The book not only covers more “popular” countries such as China, Japan, India, Singapore, and Vietnam, it also includes surveys of political cartoons in politically less-known countries such as Brunei, Cambodia, and Nepal. 

As in politics in general, the field of political cartooning is dominated by males. Therefore, it is heartening and encouraging to learn that there is a handful of women cartoonists tackling important topics in hard-hitting fashion, fending off death threats and other harassment while doing so (p. 235). For example, despite such challenges, women cartoonists courageously exposed social and political ills in India such as rapes committed by powerful religious leaders. 

The book contains a huge collection of mostly colorful political cartoons from traditional print media as well as social media from Asian countries. With a lucid writing style, this is also a book containing life stories of many Asian cartoonists, who have invariably shattered their parents’ dreams and plans for their futures. Yet they were doing what they were passionate about, with social and political impact. Readers will be inspired by such personal stories. 

Clearly, cartoons have different fates in different political and social systems. As Lent points out, satire thrives best in authoritarian times, and for some cartoonists, the contemporary period is a fun time as they try to outwit the censors and provide the pubic with different opinions while staying out of jail or worse (p. 255).

The theme “freedom to cartoon” runs throughout the book. Cartoons are part of freedom of speech. In some Asian countries such as China, Myanmar, Singapore, and Vietnam, political cartoons are banned outright or strictly controlled by powers much higher than editors. Therefore, “freedom to cartoon” is an indicator of how open or closed a society is. As Lent notes, “freedom to cartoon” can be infringed upon. The means by which political cartoonists in Asia have been victimized include killings and disappearances, terroristic threats, suspensions of publications, arrests, imprisonments, fines, and firings. Lent believes that the future of political cartooning in Asia is assured “as long as there are imperfect governments and people’s will to dissent” (p 275). 

A cartoon is worth a thousand words. Political cartoons are like a kaleidoscope through which one can see various aspects of a society. Cartoons are powerful, often carrying messages with the ability to sway public opinions. As cartoonist Roy Nelson noted, an ordinary painting “whispers” and a political cartoon “screams” (p. 5). Cartoons are visual, direct to the point, and easy to comprehend, even reaching large groups of illiterate or barely literate people, who can be mobilized for social change. 

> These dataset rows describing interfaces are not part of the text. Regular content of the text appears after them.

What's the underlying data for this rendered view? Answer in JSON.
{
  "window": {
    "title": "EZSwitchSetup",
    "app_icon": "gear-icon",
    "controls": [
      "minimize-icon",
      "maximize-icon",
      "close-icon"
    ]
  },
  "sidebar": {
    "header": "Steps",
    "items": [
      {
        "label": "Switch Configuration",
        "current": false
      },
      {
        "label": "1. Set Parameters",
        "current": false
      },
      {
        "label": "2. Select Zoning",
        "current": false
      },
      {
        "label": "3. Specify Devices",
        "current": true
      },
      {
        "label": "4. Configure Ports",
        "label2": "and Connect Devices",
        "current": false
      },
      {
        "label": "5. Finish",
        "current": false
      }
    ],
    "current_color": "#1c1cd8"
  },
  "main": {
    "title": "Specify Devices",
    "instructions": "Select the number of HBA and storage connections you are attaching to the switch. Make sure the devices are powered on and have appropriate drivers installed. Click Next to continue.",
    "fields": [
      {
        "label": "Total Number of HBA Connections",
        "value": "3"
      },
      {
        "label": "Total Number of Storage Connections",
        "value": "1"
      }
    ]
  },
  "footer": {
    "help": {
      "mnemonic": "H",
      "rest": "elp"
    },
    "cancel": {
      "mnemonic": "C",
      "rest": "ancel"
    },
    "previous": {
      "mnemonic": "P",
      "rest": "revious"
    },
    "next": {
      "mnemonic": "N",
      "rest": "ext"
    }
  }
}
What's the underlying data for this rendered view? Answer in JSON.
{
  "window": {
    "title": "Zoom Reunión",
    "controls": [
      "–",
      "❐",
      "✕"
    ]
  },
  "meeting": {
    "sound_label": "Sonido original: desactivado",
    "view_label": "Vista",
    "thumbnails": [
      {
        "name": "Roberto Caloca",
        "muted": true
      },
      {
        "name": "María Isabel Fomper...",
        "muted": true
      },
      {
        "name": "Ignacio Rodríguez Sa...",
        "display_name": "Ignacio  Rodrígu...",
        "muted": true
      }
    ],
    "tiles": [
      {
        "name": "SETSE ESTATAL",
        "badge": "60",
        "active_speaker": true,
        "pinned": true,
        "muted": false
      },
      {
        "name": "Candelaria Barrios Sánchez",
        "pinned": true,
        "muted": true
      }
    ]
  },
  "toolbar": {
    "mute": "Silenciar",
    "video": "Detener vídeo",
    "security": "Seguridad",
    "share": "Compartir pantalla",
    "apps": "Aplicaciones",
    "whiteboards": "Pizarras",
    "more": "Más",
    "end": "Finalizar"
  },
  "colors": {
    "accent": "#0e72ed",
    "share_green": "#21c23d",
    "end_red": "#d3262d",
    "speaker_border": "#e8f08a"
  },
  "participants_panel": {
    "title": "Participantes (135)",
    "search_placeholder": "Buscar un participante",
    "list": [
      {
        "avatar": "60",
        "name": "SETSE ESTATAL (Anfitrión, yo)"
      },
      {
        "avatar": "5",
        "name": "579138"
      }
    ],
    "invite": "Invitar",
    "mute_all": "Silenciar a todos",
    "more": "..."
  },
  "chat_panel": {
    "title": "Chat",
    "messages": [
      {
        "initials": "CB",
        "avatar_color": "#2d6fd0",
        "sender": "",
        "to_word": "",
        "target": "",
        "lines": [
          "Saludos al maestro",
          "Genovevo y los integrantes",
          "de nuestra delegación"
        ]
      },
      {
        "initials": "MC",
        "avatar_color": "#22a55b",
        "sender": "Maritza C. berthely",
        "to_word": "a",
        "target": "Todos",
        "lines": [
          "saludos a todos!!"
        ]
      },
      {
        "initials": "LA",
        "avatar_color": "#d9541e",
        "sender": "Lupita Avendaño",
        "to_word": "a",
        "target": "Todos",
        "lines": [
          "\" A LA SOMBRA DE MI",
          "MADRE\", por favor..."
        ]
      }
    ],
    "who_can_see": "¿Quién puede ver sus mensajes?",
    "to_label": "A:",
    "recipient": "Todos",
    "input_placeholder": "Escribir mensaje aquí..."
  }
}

Lent ties the discussion of political cartoons to some important political concepts such as censorship, freedom of speech, governments’ propensity to regulate, social movements, and individual pursuit of fulfilment. This is truly a unique and valuable book from which one can visually learn much about Asian politics and society of yesterday and today.